MATERIAL FOR THE TASK:

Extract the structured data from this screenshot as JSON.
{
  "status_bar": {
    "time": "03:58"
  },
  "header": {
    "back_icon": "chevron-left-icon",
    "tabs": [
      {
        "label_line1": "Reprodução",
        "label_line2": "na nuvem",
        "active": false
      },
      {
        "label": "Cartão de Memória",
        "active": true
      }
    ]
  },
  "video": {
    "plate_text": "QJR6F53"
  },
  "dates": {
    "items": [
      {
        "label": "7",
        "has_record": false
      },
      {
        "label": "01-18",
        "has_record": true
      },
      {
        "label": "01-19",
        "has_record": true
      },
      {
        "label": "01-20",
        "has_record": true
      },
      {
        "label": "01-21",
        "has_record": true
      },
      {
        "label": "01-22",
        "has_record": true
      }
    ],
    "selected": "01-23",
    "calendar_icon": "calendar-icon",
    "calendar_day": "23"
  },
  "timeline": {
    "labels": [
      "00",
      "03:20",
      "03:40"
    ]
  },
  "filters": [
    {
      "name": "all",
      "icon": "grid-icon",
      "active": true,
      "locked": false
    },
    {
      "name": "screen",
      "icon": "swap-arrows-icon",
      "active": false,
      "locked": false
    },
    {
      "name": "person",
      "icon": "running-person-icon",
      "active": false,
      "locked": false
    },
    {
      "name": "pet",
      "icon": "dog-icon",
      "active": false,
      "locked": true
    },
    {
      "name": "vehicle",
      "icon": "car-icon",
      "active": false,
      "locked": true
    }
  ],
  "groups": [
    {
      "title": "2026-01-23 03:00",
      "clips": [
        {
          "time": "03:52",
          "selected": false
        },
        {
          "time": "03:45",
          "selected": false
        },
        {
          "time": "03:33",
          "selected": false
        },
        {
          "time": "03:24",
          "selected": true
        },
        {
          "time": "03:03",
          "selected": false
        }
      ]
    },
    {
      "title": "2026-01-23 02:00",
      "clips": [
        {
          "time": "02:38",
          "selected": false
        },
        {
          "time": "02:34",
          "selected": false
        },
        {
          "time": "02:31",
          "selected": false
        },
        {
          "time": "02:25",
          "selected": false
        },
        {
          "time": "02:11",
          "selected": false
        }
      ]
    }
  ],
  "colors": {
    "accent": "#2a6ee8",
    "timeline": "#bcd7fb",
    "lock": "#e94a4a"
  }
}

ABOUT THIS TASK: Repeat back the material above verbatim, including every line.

SOLUTION BELOW:
Extract the structured data from this screenshot as JSON.
{
  "status_bar": {
    "time": "03:58"
  },
  "header": {
    "back_icon": "chevron-left-icon",
    "tabs": [
      {
        "label_line1": "Reprodução",
        "label_line2": "na nuvem",
        "active": false
      },
      {
        "label": "Cartão de Memória",
        "active": true
      }
    ]
  },
  "video": {
    "plate_text": "QJR6F53"
  },
  "dates": {
    "items": [
      {
        "label": "7",
        "has_record": false
      },
      {
        "label": "01-18",
        "has_record": true
      },
      {
        "label": "01-19",
        "has_record": true
      },
      {
        "label": "01-20",
        "has_record": true
      },
      {
        "label": "01-21",
        "has_record": true
      },
      {
        "label": "01-22",
        "has_record": true
      }
    ],
    "selected": "01-23",
    "calendar_icon": "calendar-icon",
    "calendar_day": "23"
  },
  "timeline": {
    "labels": [
      "00",
      "03:20",
      "03:40"
    ]
  },
  "filters": [
    {
      "name": "all",
      "icon": "grid-icon",
      "active": true,
      "locked": false
    },
    {
      "name": "screen",
      "icon": "swap-arrows-icon",
      "active": false,
      "locked": false
    },
    {
      "name": "person",
      "icon": "running-person-icon",
      "active": false,
      "locked": false
    },
    {
      "name": "pet",
      "icon": "dog-icon",
      "active": false,
      "locked": true
    },
    {
      "name": "vehicle",
      "icon": "car-icon",
      "active": false,
      "locked": true
    }
  ],
  "groups": [
    {
      "title": "2026-01-23 03:00",
      "clips": [
        {
          "time": "03:52",
          "selected": false
        },
        {
          "time": "03:45",
          "selected": false
        },
        {
          "time": "03:33",
          "selected": false
        },
        {
          "time": "03:24",
          "selected": true
        },
        {
          "time": "03:03",
          "selected": false
        }
      ]
    },
    {
      "title": "2026-01-23 02:00",
      "clips": [
        {
          "time": "02:38",
          "selected": false
        },
        {
          "time": "02:34",
          "selected": false
        },
        {
          "time": "02:31",
          "selected": false
        },
        {
          "time": "02:25",
          "selected": false
        },
        {
          "time": "02:11",
          "selected": false
        }
      ]
    }
  ],
  "colors": {
    "accent": "#2a6ee8",
    "timeline": "#bcd7fb",
    "lock": "#e94a4a"
  }
}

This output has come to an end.